Last weekend, a shooting in Boise’s North End neighborhood sent a woman to the hospital with serious injuries. The victim – Mikaela Zabel-Gravatt – is recovering, and Christopher Wirfs is facing felony charges. The alleged shooter is charged with felony aggravated battery, use of a deadly weapon and unlawful possession of a firearm.
The incident exposes a gap in Idaho's legal code when it comes to getting protection from stalkers.
According to the Idaho Statesman, Zabel-Gravatt tried to get a protective order against Wirfs twice, and was denied both times. The Ada County prosecutor says the man had been stalking the woman for weeks – including at the hair salon where she works.
This kind of story is all-too familiar to Maureen Wishkoski, an advocate for victims of domestic violence and abuse with the Women’s and Children’s Alliance. She says in Idaho, getting a protective order against a stalker is difficult. The statute does not cover stalking unless it's connected to a current or previous domestic relationship, or there's evidence or threat of abuse.
“If a judge is not able to find qualifying domestic relationship or a qualifying event – act of physical injury, sexual abuse, forced imprisonment or threat thereof," says Wishkoski, "the judge may not be able to grant protection order.”
Idaho is the only state in this part of the country where stalking isn’t covered in civil protection orders.
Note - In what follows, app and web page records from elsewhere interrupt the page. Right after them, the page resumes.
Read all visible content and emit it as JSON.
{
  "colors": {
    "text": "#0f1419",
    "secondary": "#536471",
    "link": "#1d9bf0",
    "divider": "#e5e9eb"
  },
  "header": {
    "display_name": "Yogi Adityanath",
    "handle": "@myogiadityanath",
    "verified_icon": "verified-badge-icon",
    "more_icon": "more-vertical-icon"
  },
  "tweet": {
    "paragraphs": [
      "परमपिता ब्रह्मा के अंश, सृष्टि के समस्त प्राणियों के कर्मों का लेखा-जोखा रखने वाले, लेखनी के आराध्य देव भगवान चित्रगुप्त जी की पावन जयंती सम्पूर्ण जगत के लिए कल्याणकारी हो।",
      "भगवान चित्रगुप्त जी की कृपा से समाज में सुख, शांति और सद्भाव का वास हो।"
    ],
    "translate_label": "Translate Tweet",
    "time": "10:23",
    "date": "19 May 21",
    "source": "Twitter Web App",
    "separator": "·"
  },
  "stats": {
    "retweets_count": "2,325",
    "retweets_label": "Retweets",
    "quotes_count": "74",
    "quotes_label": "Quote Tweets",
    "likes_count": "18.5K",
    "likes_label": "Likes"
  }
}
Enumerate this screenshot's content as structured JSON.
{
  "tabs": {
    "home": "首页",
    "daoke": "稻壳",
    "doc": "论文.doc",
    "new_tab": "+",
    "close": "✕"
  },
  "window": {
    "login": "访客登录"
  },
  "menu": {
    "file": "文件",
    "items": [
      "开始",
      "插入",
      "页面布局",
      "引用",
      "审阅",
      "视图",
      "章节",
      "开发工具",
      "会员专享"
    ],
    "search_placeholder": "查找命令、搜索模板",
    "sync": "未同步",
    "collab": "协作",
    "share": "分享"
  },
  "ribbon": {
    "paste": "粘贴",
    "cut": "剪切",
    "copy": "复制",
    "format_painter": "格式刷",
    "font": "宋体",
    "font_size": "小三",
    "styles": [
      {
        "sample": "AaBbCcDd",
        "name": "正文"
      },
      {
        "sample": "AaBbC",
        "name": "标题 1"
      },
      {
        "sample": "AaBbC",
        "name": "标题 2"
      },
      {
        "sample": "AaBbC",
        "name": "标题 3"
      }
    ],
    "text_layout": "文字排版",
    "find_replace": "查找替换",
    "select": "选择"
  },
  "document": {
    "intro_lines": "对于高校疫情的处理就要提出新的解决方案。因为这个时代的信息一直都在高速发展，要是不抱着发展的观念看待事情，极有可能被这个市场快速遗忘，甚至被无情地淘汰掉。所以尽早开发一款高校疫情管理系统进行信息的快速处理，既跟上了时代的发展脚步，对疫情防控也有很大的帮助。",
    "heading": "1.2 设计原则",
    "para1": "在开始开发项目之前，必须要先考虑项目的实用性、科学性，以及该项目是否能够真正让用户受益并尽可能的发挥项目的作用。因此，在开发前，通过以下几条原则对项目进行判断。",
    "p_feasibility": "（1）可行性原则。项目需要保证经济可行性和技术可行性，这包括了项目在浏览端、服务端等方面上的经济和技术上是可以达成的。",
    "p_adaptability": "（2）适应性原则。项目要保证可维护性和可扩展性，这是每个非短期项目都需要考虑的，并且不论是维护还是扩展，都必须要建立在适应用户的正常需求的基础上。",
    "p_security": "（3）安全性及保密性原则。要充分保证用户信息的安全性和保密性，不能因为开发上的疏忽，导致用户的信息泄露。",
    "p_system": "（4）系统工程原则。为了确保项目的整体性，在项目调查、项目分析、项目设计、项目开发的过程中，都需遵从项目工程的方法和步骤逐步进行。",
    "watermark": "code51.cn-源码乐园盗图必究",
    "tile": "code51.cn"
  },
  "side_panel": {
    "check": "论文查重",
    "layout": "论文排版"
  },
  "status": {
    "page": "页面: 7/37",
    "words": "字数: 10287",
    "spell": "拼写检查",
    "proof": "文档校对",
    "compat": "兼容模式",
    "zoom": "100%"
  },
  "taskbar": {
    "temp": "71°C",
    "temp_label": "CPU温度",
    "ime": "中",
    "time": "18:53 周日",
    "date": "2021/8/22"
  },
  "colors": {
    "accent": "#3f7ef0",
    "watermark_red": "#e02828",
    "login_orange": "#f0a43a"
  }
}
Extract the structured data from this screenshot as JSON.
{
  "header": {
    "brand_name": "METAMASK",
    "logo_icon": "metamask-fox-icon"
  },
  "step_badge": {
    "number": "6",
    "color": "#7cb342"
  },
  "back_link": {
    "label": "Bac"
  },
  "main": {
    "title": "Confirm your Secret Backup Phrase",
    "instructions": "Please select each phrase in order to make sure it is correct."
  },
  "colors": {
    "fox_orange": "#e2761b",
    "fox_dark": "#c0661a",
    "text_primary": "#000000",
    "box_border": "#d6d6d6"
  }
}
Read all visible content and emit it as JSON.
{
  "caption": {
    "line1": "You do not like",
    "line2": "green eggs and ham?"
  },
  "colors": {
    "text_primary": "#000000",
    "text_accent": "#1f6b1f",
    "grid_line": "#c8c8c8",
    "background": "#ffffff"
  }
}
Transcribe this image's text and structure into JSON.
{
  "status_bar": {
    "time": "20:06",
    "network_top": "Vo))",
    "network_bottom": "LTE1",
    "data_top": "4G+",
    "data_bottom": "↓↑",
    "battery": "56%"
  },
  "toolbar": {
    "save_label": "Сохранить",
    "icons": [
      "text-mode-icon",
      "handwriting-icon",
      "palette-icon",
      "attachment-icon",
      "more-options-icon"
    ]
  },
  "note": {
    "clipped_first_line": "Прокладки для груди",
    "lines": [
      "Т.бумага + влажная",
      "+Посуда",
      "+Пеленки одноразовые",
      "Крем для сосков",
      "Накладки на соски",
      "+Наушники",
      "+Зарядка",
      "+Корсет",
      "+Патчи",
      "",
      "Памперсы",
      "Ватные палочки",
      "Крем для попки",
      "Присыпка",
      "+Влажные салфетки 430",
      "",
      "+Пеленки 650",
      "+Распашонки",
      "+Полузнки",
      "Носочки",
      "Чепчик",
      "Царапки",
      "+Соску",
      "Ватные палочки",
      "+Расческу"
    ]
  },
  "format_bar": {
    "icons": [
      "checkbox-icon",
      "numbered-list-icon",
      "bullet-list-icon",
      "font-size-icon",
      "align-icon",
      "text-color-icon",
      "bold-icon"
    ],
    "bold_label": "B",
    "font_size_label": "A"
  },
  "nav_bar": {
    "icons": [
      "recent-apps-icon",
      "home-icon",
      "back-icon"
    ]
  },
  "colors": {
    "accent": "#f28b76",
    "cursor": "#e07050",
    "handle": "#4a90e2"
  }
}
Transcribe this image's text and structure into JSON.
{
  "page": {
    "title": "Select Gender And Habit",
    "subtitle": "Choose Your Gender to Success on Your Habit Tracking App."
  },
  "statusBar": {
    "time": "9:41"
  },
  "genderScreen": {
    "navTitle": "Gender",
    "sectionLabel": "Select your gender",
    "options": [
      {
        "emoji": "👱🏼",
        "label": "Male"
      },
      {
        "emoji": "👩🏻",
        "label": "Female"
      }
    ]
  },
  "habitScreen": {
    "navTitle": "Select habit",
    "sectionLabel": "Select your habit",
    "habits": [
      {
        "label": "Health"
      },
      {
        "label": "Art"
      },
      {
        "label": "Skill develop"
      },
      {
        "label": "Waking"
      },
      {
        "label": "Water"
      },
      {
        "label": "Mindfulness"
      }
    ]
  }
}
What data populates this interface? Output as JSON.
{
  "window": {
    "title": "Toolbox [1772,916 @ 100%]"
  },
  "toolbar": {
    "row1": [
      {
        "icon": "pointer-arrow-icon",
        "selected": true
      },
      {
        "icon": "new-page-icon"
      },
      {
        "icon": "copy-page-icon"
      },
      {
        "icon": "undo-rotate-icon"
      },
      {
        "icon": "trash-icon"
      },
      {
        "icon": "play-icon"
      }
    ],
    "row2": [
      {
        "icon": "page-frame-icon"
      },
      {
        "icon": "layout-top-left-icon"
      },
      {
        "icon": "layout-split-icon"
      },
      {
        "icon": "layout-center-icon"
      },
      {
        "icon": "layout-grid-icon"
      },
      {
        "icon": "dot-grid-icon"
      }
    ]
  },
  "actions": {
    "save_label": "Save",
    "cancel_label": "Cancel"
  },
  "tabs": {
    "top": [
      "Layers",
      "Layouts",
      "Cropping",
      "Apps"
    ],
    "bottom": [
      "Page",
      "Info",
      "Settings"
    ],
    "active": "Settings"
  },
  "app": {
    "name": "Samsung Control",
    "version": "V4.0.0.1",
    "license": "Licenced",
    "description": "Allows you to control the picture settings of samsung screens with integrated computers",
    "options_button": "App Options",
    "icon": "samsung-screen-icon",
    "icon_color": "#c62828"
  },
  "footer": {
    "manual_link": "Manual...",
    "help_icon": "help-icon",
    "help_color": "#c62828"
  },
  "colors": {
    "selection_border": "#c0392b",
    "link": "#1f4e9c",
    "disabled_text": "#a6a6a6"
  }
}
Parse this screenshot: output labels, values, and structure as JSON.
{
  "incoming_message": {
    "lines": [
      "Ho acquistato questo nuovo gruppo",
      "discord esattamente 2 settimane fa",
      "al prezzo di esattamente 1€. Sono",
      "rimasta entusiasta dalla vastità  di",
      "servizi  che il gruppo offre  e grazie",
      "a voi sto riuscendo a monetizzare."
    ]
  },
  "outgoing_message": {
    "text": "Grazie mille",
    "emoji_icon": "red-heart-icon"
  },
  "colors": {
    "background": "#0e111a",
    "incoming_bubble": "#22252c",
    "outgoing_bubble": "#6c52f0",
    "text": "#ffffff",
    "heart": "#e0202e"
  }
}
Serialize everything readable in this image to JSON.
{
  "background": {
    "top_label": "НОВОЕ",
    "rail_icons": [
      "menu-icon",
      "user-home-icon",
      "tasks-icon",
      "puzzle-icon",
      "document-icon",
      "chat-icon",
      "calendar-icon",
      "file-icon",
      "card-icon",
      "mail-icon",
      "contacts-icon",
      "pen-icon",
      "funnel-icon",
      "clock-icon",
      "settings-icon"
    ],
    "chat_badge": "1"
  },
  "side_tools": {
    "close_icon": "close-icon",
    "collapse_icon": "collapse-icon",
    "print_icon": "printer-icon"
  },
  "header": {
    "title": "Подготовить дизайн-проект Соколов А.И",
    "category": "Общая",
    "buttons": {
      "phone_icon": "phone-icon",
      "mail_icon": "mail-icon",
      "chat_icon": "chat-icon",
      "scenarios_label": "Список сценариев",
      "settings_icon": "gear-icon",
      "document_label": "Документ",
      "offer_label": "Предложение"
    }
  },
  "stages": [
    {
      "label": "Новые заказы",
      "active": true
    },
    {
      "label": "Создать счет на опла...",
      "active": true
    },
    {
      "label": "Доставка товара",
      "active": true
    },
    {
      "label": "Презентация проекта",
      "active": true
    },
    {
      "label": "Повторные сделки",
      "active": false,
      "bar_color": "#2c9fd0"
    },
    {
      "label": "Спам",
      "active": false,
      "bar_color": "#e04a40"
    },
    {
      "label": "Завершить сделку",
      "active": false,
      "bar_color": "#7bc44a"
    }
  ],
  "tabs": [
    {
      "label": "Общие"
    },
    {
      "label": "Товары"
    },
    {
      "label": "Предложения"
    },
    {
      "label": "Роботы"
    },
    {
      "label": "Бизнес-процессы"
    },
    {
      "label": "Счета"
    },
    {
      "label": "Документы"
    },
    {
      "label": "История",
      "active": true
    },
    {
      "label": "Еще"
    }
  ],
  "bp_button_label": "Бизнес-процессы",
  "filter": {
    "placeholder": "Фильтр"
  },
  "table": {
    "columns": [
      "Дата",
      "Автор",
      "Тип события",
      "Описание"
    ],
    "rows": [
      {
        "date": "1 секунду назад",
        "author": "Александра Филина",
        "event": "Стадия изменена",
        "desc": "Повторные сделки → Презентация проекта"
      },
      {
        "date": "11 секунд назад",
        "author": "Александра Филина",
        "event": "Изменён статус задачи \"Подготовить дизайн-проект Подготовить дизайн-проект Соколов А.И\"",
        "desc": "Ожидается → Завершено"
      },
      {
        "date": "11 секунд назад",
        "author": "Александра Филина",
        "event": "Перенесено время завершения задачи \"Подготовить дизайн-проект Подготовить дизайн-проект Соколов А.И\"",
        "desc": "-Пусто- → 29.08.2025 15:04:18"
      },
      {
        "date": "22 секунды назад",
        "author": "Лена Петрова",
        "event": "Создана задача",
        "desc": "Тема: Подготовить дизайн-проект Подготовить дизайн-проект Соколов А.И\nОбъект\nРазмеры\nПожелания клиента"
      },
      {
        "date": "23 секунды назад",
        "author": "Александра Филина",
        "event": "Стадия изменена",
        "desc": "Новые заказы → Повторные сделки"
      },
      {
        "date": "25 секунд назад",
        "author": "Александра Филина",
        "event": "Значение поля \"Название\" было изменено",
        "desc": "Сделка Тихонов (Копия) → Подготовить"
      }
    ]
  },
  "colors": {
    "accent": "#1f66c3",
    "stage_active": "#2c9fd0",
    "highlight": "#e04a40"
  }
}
Wishkoski says that can create unsafe situations for victims.
“When individuals feel like they can’t get relief from that, it’s hard to be able to focus on everything else in your life.”
But she says there are still things people can do if they feel in danger, like making a safety plan with a victim advocate.
Find reporter Frankie Barnhill on Twitter @FABarnhill
Copyright 2015 Boise State Public Radio